## [DATA FOR PROCESSING]
Content starts

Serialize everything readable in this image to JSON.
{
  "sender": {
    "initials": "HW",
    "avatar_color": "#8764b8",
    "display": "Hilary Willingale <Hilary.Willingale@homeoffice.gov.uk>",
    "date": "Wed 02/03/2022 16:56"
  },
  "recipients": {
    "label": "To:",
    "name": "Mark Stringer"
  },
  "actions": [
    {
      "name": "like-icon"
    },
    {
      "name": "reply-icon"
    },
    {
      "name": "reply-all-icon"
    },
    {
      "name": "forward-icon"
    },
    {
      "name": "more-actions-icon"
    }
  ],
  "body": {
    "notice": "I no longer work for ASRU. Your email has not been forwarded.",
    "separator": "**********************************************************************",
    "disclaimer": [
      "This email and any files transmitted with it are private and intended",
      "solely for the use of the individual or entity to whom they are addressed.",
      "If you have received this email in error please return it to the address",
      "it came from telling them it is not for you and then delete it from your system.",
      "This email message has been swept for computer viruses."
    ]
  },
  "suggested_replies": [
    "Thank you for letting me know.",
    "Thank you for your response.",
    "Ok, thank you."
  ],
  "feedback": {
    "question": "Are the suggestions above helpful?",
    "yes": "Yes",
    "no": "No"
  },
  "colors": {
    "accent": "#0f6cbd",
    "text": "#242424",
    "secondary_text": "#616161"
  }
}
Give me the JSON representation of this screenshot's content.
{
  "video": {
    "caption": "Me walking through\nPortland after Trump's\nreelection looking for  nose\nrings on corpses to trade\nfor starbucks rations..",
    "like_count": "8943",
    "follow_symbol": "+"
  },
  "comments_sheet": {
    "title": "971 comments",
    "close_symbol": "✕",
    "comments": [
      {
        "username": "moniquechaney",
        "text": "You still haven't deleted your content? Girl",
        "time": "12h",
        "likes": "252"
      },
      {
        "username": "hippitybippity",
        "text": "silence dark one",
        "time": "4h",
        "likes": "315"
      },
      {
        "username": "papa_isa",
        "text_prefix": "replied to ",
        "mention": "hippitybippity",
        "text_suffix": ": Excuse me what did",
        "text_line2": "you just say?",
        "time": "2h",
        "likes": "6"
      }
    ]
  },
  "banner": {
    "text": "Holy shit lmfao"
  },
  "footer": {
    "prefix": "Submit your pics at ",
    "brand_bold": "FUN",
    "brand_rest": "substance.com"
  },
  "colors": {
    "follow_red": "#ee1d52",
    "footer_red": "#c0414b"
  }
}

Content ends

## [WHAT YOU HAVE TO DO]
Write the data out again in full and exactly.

## [ANSWER SPACE]
Serialize everything readable in this image to JSON.
{
  "sender": {
    "initials": "HW",
    "avatar_color": "#8764b8",
    "display": "Hilary Willingale <Hilary.Willingale@homeoffice.gov.uk>",
    "date": "Wed 02/03/2022 16:56"
  },
  "recipients": {
    "label": "To:",
    "name": "Mark Stringer"
  },
  "actions": [
    {
      "name": "like-icon"
    },
    {
      "name": "reply-icon"
    },
    {
      "name": "reply-all-icon"
    },
    {
      "name": "forward-icon"
    },
    {
      "name": "more-actions-icon"
    }
  ],
  "body": {
    "notice": "I no longer work for ASRU. Your email has not been forwarded.",
    "separator": "**********************************************************************",
    "disclaimer": [
      "This email and any files transmitted with it are private and intended",
      "solely for the use of the individual or entity to whom they are addressed.",
      "If you have received this email in error please return it to the address",
      "it came from telling them it is not for you and then delete it from your system.",
      "This email message has been swept for computer viruses."
    ]
  },
  "suggested_replies": [
    "Thank you for letting me know.",
    "Thank you for your response.",
    "Ok, thank you."
  ],
  "feedback": {
    "question": "Are the suggestions above helpful?",
    "yes": "Yes",
    "no": "No"
  },
  "colors": {
    "accent": "#0f6cbd",
    "text": "#242424",
    "secondary_text": "#616161"
  }
}
Give me the JSON representation of this screenshot's content.
{
  "video": {
    "caption": "Me walking through\nPortland after Trump's\nreelection looking for  nose\nrings on corpses to trade\nfor starbucks rations..",
    "like_count": "8943",
    "follow_symbol": "+"
  },
  "comments_sheet": {
    "title": "971 comments",
    "close_symbol": "✕",
    "comments": [
      {
        "username": "moniquechaney",
        "text": "You still haven't deleted your content? Girl",
        "time": "12h",
        "likes": "252"
      },
      {
        "username": "hippitybippity",
        "text": "silence dark one",
        "time": "4h",
        "likes": "315"
      },
      {
        "username": "papa_isa",
        "text_prefix": "replied to ",
        "mention": "hippitybippity",
        "text_suffix": ": Excuse me what did",
        "text_line2": "you just say?",
        "time": "2h",
        "likes": "6"
      }
    ]
  },
  "banner": {
    "text": "Holy shit lmfao"
  },
  "footer": {
    "prefix": "Submit your pics at ",
    "brand_bold": "FUN",
    "brand_rest": "substance.com"
  },
  "colors": {
    "follow_red": "#ee1d52",
    "footer_red": "#c0414b"
  }
}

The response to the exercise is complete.